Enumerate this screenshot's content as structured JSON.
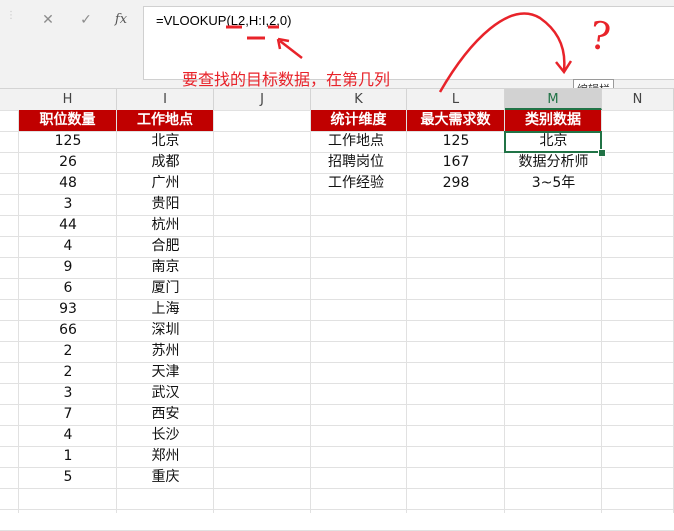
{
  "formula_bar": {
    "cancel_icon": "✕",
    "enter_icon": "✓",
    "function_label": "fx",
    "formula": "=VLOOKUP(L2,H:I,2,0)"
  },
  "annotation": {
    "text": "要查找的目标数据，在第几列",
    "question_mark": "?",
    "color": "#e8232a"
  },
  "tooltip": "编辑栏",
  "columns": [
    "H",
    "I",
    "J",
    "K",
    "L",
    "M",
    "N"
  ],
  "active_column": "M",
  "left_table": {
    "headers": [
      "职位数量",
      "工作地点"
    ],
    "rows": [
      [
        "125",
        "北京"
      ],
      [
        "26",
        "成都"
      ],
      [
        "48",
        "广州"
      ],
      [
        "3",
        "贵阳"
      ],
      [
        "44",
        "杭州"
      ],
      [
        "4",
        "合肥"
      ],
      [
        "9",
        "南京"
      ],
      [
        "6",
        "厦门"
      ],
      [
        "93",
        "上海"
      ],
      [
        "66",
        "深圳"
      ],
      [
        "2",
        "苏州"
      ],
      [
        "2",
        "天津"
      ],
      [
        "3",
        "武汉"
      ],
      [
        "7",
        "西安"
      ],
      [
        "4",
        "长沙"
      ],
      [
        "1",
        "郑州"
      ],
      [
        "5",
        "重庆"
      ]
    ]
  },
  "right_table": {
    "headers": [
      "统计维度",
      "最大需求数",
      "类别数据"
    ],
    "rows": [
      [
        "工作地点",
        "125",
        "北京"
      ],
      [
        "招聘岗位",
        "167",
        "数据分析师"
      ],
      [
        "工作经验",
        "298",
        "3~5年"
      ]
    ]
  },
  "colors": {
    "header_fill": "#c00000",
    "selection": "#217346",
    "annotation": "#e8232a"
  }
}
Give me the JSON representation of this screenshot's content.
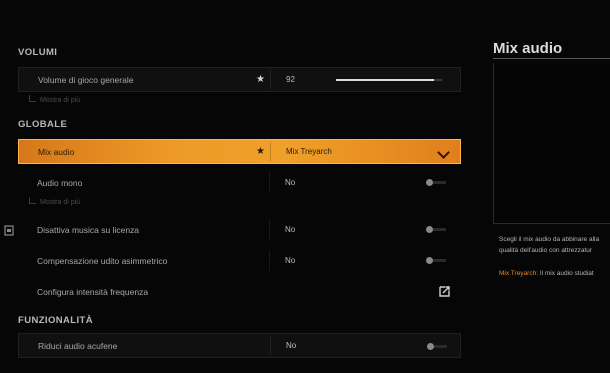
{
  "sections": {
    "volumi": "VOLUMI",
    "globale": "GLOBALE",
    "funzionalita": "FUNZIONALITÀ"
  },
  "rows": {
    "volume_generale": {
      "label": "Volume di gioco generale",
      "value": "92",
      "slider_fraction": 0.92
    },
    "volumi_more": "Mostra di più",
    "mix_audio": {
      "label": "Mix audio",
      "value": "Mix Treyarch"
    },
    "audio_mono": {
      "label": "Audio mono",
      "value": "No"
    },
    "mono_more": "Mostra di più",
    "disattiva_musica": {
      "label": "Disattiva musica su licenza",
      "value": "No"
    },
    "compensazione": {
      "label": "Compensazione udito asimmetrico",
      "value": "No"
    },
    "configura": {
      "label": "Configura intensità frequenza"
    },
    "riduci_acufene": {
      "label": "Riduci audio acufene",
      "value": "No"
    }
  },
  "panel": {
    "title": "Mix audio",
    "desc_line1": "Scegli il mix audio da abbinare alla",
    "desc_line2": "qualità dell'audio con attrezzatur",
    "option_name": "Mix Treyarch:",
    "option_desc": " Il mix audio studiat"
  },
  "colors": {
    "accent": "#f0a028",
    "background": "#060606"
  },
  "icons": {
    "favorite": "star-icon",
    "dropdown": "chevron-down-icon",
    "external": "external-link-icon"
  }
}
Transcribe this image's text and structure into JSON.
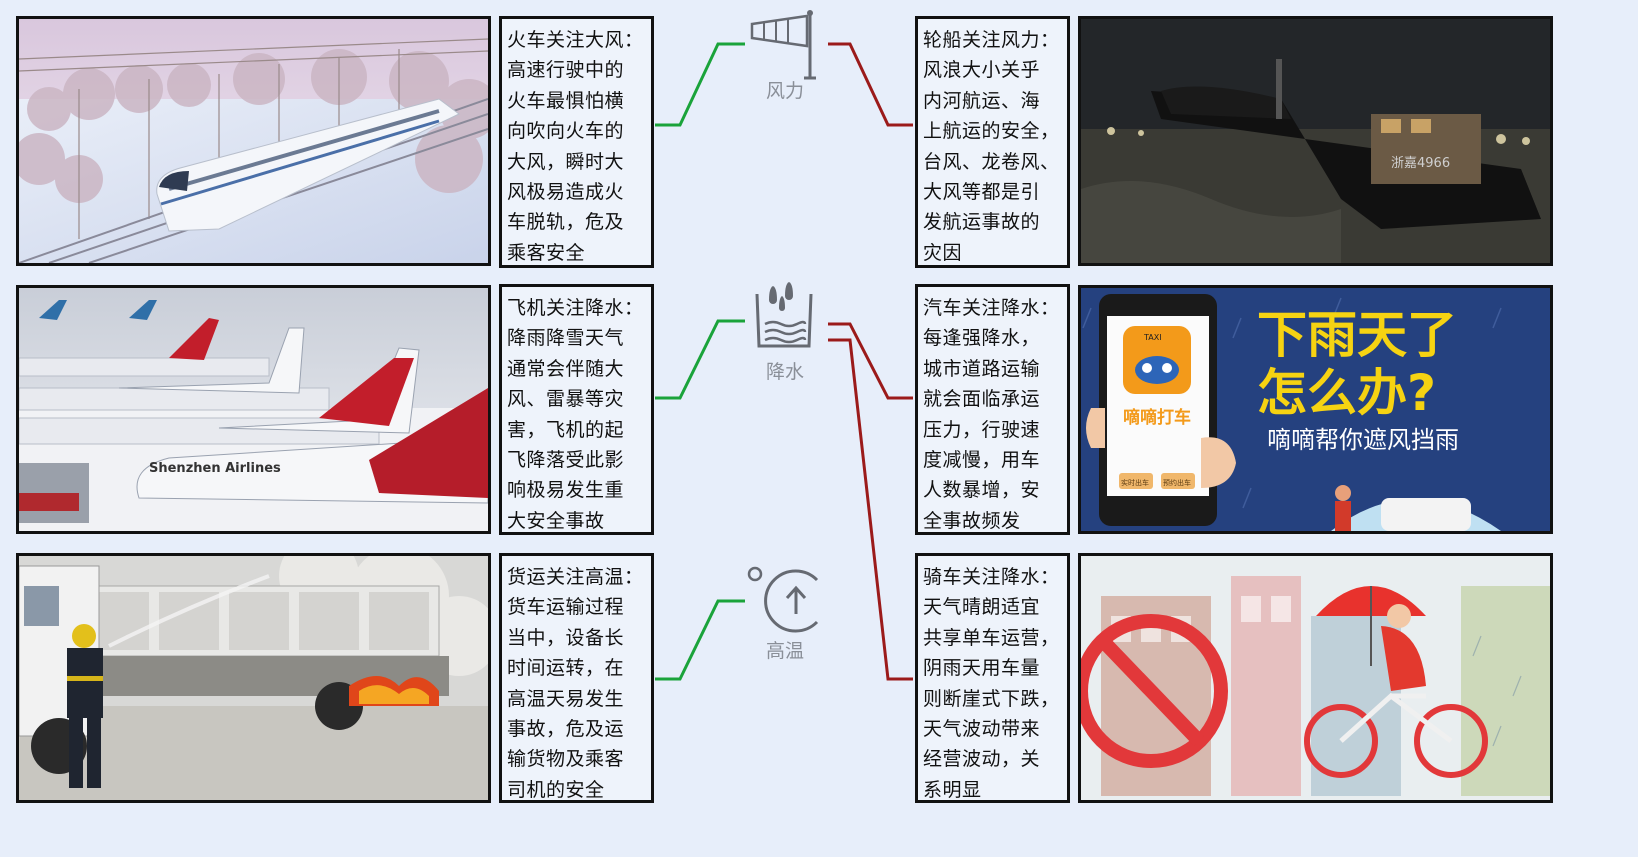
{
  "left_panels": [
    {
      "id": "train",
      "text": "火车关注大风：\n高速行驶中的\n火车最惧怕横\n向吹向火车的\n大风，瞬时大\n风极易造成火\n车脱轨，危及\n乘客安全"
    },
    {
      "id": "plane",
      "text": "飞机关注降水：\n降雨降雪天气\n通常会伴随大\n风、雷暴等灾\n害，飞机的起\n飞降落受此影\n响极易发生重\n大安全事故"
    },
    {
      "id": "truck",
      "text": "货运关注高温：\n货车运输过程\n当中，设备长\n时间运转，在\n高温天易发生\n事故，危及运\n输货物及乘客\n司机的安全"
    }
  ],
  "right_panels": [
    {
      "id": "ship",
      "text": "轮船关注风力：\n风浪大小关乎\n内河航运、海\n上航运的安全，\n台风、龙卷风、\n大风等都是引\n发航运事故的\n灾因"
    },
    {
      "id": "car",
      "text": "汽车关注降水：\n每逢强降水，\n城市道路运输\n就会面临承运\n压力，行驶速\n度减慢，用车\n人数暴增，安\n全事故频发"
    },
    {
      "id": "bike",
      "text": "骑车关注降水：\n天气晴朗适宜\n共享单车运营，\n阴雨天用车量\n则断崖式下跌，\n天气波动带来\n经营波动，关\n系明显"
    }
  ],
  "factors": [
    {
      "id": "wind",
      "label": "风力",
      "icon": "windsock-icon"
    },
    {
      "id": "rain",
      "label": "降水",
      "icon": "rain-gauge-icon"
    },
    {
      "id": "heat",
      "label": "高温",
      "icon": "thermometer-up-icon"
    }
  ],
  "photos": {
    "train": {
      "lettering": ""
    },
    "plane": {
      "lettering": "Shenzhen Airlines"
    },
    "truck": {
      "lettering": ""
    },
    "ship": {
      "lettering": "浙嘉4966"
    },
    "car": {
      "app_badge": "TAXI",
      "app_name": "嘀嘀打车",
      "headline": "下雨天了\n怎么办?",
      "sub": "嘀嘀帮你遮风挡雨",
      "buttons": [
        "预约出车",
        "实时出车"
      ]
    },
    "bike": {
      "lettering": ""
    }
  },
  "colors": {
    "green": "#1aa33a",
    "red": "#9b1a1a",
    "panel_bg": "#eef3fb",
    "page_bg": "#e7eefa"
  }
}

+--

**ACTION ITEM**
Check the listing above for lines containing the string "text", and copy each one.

**RESPONSE**
    "text": "要查找的目标数据，在第几列",
Transcribe this image's text and structure into JSON.
      "text": "火车关注大风：\n高速行驶中的\n火车最惧怕横\n向吹向火车的\n大风，瞬时大\n风极易造成火\n车脱轨，危及\n乘客安全"
      "text": "飞机关注降水：\n降雨降雪天气\n通常会伴随大\n风、雷暴等灾\n害，飞机的起\n飞降落受此影\n响极易发生重\n大安全事故"
      "text": "货运关注高温：\n货车运输过程\n当中，设备长\n时间运转，在\n高温天易发生\n事故，危及运\n输货物及乘客\n司机的安全"
      "text": "轮船关注风力：\n风浪大小关乎\n内河航运、海\n上航运的安全，\n台风、龙卷风、\n大风等都是引\n发航运事故的\n灾因"
      "text": "汽车关注降水：\n每逢强降水，\n城市道路运输\n就会面临承运\n压力，行驶速\n度减慢，用车\n人数暴增，安\n全事故频发"
      "text": "骑车关注降水：\n天气晴朗适宜\n共享单车运营，\n阴雨天用车量\n则断崖式下跌，\n天气波动带来\n经营波动，关\n系明显"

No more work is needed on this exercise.